If there was a large capacitor (or battery) on the input, and the power supply was held off until Vin>Vmp--then turned on--it could then work (unless there was not enough sun and the input voltage collapsed again).

Again, not saying that this cannot work--but a lot of thought about the load's power requirements and the overall operational requirements for the system would have to be nailed down.

-Bill
Near San Francisco California: 3.5kWatt Grid Tied Solar power system+small backup genset
• Solar Expert Posts: 200 ✭✭

SG,

Like you said, these regulators know only one thing: output voltage drops, duty cycle increases. So why does it matter that the feedback comes from the output? The output voltage drops for lack of current through a given load. Duty cycle increases to compensate. If your load is light enough, there's no way, even at 100%D/C, that you're ever going to drag the PV into the constant current region. Try putting a 470 ohm resistor (or whatever) across the output of a panel, and tell me what the voltage reads. I'll bet you it's not below the Vmp.

As for startup, you'd be hard pressed to find a regulator that wouldn't load the PV enough for the few uA or Ma that it needs to get going. No buck regulator is going to immediately start its duty cycle out on the high end -- that would be a recipe for destruction of whatever's attached to it. The regulator in question (LM2651) features soft-start, too. From the data sheet:

"The switch duty cycle, which is controlled by the level of the current limit,
starts with narrow pulses and gradually gets wider. At the same time, the output voltage of the converter increases towards the nominal value, which brings down the output voltage of the error amplifier."

I've had no problems using ICs from Maxim and Linear to generate low current, regulated buck supplies from a solar panel. They work without a glitch, from dawn til dusk.

Bill,

Sounds like you have it right, except that the constant current region is to the left of the knee, and that's what we want to avoid if we're using the typical negative feedback regulator.
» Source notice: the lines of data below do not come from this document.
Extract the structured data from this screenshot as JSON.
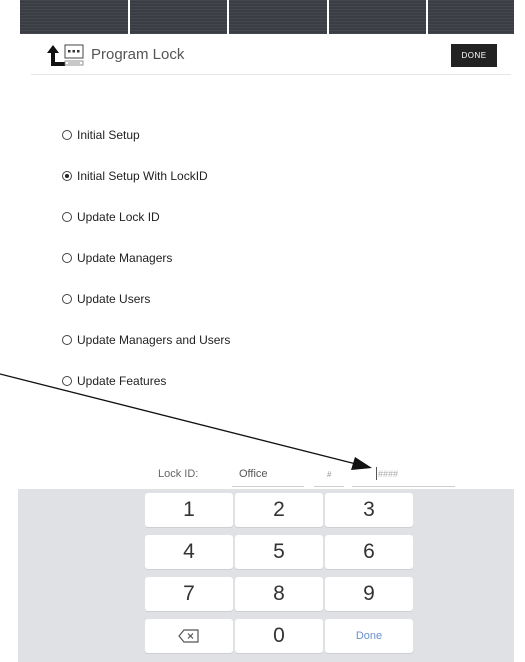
{
  "header": {
    "title": "Program Lock",
    "done_label": "DONE",
    "icon": "upload-lock-icon"
  },
  "options": [
    {
      "label": "Initial Setup",
      "selected": false
    },
    {
      "label": "Initial Setup With LockID",
      "selected": true
    },
    {
      "label": "Update Lock ID",
      "selected": false
    },
    {
      "label": "Update Managers",
      "selected": false
    },
    {
      "label": "Update Users",
      "selected": false
    },
    {
      "label": "Update Managers and Users",
      "selected": false
    },
    {
      "label": "Update Features",
      "selected": false
    }
  ],
  "lock_id": {
    "label": "Lock ID:",
    "name_value": "Office",
    "hash_label": "#",
    "number_placeholder": "####"
  },
  "keypad": {
    "keys": [
      "1",
      "2",
      "3",
      "4",
      "5",
      "6",
      "7",
      "8",
      "9",
      "",
      "0",
      "Done"
    ],
    "backspace_icon": "backspace-icon"
  },
  "colors": {
    "statusbar": "#3a3d44",
    "keypad_bg": "#dfe1e5",
    "done_key_text": "#6a8fcf"
  }
}
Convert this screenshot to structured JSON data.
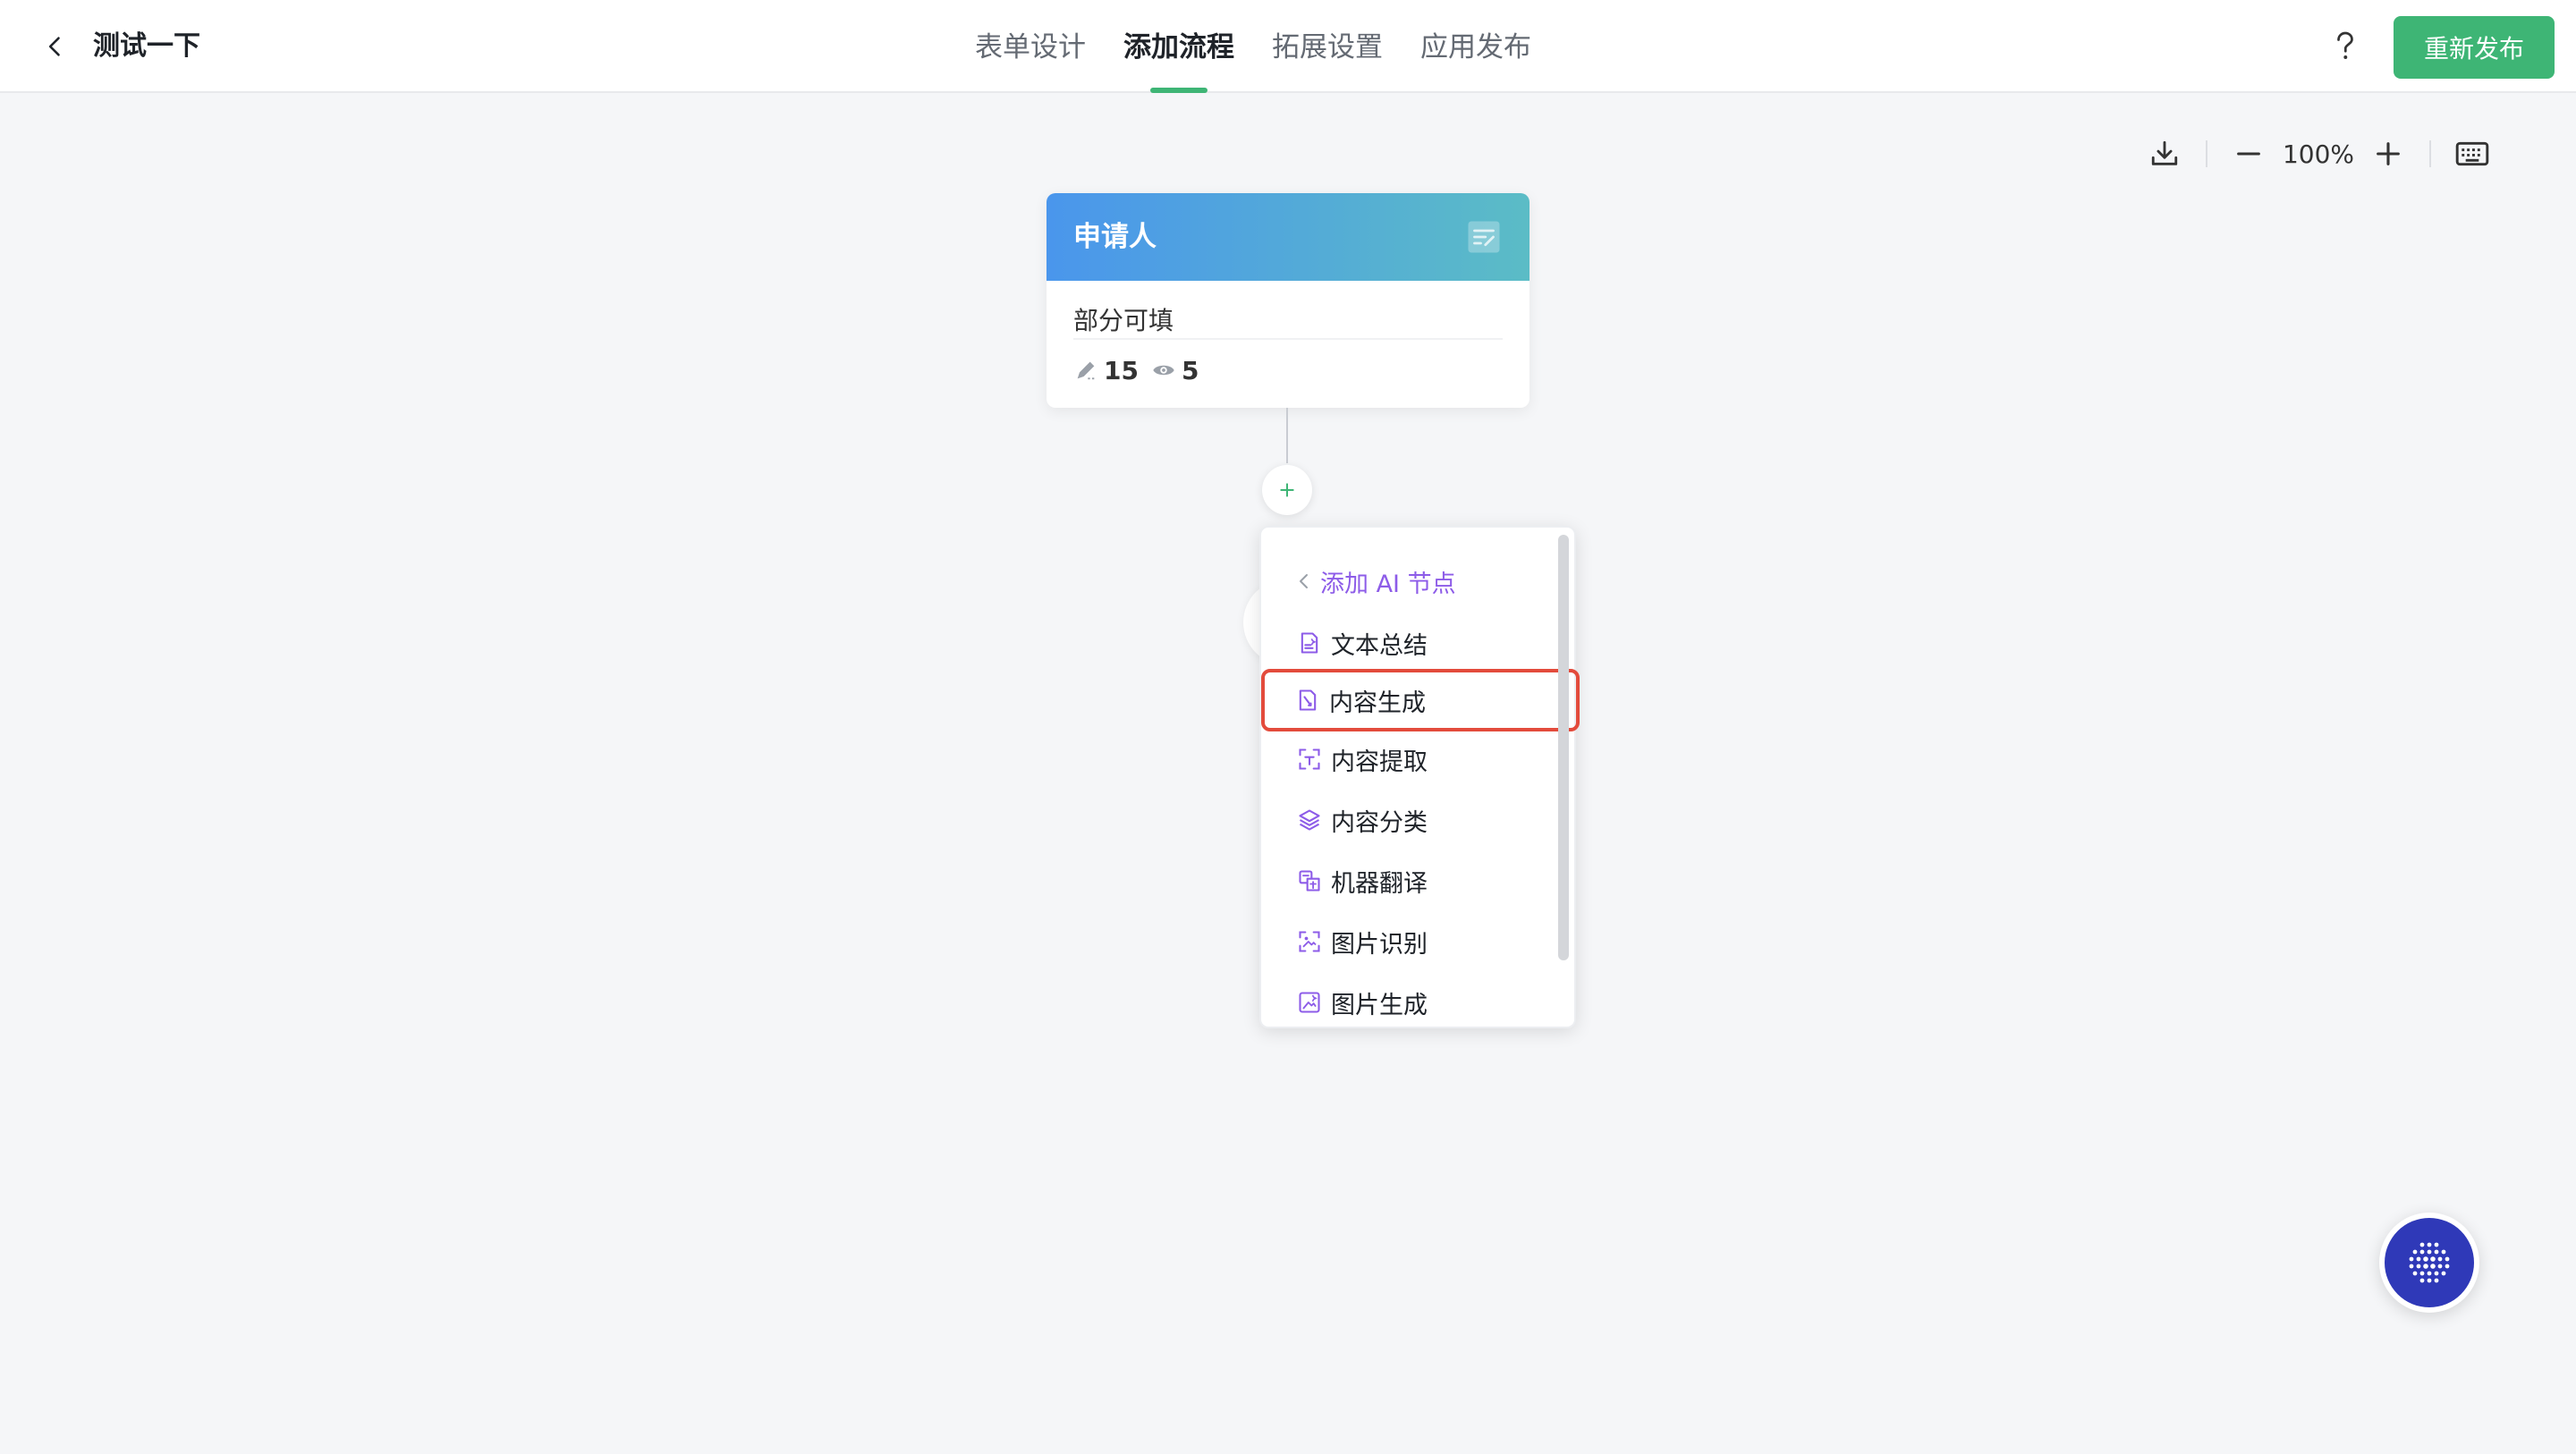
{
  "header": {
    "title": "测试一下",
    "tabs": [
      {
        "label": "表单设计"
      },
      {
        "label": "添加流程"
      },
      {
        "label": "拓展设置"
      },
      {
        "label": "应用发布"
      }
    ],
    "active_tab": "添加流程",
    "help_label": "?",
    "republish_label": "重新发布"
  },
  "toolbar": {
    "zoom": "100%"
  },
  "node": {
    "title": "申请人",
    "permission": "部分可填",
    "edit_count": "15",
    "view_count": "5"
  },
  "menu": {
    "back_label": "添加 AI 节点",
    "items": [
      {
        "label": "文本总结",
        "icon": "doc-sparkle-icon"
      },
      {
        "label": "内容生成",
        "icon": "doc-edit-icon"
      },
      {
        "label": "内容提取",
        "icon": "extract-icon"
      },
      {
        "label": "内容分类",
        "icon": "layers-icon"
      },
      {
        "label": "机器翻译",
        "icon": "translate-icon"
      },
      {
        "label": "图片识别",
        "icon": "image-scan-icon"
      },
      {
        "label": "图片生成",
        "icon": "image-sparkle-icon"
      }
    ]
  },
  "colors": {
    "accent": "#3eb575",
    "menu_purple": "#8d5ce8",
    "highlight": "#e34b3c",
    "assistant": "#2f39b8"
  }
}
Once we're there, an increase in load will only draw us deeper in, and will drop the voltage in the process.

Marc